GRAFTING ARCHITECTURE – CATALONIA AT VENICE
A short review of the Catalonia exhibit at the 14th Architecture Biennale, Venice, 2014, by Randy Bosch.
The Catalonia region of Spain, very recently near to a non-binding plebiscite regarding independence from Spain, sponsored a Collateral Event at the Biennale. Their venue was in an old warehouse on the Isola d’Olivolo at the far eastern end of Sestiere Castello, an island thought by some to be the site of the earliest settlement in the midst of the Lagoon.
Grafting Architecture was beautifully curated to take full advantage of the long, narrow space, successfully contrasting contemporary exhibit installations with the exposed finishes of the old warehouse.
I viewed the result as a successful and invigorating grafting of a contemporary exhibition onto the historic stock of the building.
The curators, Josep Torrente along with associate curators Gulliem Carabi Bescos and Jordi Ribas Boidu, provided a carefully wrought explanation:
“Grafting is a process that involves inserting part of a tree with one or more buds into the branch or trunk of another tree such that a permanent union is established between the two as with the viticulturist who grafts a scion from the desired grape variety onto the rootstock and where the subsequent grape quality and the excellence of the resulting wine stem from correct union between scion and rootstock.”
Sixteen projects spanning the past 100 years were exhibited to illustrate the concept as realized in the architecture of Catalonia.
Their intent is to encourage us to learn from the past in order to renew architecture, “…giving it new horizons” – not to return to the past. They perceive much contemporary work to be “global and franchised architecture” rather than recognizing, appreciating and reformulating local architecture, updating a living tradition.
This approach is a continuous process, diametrically different than embracing and promoting a “movement”. The approach is informed by the passage of time, by daily life and by “reinterpretation of architecture through an artistic action.”
Rather than bulldozing out the vineyard of local tradition and replanting it with a non-native “International Style”, they challenge the creation of an architecture that is refreshed and renewed through grafting over the vast passage of time in a place that is nurtured by it, and in return continues the nurturing,
Where local tradition has been corrupted or become moribund, bring in strong, healthy new scions to graft onto existing, healthy roots. Or, bring in strong, healthy new rootstock to replace what has not survived the test of time and graft on healthy, local scions that continue cultural quality and sense of place with renewed vigor.

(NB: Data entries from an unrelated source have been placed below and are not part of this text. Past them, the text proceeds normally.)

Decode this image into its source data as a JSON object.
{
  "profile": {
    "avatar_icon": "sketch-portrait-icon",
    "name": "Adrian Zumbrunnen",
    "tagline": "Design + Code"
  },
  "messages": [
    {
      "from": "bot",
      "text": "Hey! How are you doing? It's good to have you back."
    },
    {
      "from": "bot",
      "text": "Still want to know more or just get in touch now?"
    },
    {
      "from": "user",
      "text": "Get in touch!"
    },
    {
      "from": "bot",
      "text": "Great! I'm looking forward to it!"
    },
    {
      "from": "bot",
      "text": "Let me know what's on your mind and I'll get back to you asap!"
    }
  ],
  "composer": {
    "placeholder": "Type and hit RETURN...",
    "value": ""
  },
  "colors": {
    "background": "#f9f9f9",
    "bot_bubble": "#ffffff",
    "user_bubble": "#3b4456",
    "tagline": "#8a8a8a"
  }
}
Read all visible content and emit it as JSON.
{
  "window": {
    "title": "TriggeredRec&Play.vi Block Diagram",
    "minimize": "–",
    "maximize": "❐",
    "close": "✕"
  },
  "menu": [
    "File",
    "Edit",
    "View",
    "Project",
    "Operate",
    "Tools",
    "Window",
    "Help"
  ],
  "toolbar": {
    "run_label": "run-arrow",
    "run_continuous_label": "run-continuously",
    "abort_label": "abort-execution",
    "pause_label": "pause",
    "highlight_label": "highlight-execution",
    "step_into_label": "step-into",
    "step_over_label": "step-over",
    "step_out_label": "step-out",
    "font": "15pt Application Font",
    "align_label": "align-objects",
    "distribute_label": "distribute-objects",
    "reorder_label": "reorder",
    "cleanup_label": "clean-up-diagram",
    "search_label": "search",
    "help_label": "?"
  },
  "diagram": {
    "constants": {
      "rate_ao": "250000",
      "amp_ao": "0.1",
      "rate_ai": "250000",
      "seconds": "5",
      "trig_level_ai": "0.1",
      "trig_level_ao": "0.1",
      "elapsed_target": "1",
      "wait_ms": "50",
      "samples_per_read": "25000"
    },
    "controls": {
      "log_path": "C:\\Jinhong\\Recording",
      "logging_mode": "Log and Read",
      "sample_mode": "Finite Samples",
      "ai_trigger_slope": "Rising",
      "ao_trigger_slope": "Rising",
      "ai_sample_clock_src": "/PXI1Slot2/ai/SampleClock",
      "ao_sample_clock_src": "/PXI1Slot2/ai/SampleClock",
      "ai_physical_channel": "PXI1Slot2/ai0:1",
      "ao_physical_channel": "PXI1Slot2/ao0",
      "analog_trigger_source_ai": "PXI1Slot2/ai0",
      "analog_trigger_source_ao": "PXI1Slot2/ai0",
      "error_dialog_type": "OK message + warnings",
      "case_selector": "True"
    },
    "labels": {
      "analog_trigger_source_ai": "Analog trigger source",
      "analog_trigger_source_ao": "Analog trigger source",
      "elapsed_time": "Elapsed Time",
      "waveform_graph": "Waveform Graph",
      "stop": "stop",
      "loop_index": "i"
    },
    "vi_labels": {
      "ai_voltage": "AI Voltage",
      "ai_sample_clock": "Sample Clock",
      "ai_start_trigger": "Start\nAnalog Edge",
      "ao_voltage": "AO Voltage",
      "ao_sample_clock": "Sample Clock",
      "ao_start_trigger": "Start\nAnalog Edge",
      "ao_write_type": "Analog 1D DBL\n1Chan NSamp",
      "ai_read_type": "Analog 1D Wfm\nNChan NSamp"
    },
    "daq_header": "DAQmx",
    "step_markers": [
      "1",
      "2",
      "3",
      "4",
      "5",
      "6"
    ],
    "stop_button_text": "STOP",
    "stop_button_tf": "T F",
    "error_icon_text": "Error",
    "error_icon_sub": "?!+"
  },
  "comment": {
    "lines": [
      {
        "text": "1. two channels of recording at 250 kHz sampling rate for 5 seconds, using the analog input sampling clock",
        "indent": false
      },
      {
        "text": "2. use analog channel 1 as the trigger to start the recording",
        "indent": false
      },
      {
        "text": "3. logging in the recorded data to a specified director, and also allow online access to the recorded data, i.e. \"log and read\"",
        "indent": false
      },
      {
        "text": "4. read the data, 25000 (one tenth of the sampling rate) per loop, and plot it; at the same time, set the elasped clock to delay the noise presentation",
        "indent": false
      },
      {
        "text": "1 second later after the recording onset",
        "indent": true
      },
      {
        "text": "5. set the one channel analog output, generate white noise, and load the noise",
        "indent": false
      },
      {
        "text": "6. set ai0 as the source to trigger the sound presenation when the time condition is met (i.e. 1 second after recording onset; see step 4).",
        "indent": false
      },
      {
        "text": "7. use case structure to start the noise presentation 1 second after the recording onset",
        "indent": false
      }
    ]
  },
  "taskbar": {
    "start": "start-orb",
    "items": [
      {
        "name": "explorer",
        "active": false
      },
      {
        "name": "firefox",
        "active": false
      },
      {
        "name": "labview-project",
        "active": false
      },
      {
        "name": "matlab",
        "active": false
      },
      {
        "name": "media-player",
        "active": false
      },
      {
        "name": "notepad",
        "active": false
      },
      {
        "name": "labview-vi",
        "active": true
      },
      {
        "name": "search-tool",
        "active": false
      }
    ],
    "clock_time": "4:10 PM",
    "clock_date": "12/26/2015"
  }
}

“Grafting transmits the idea of a new organism that combines the strong points of its original components and is more vigorous than either of them on their own, an idea of renewal and growth.”
In this, there is wisdom for application in far more than architecture.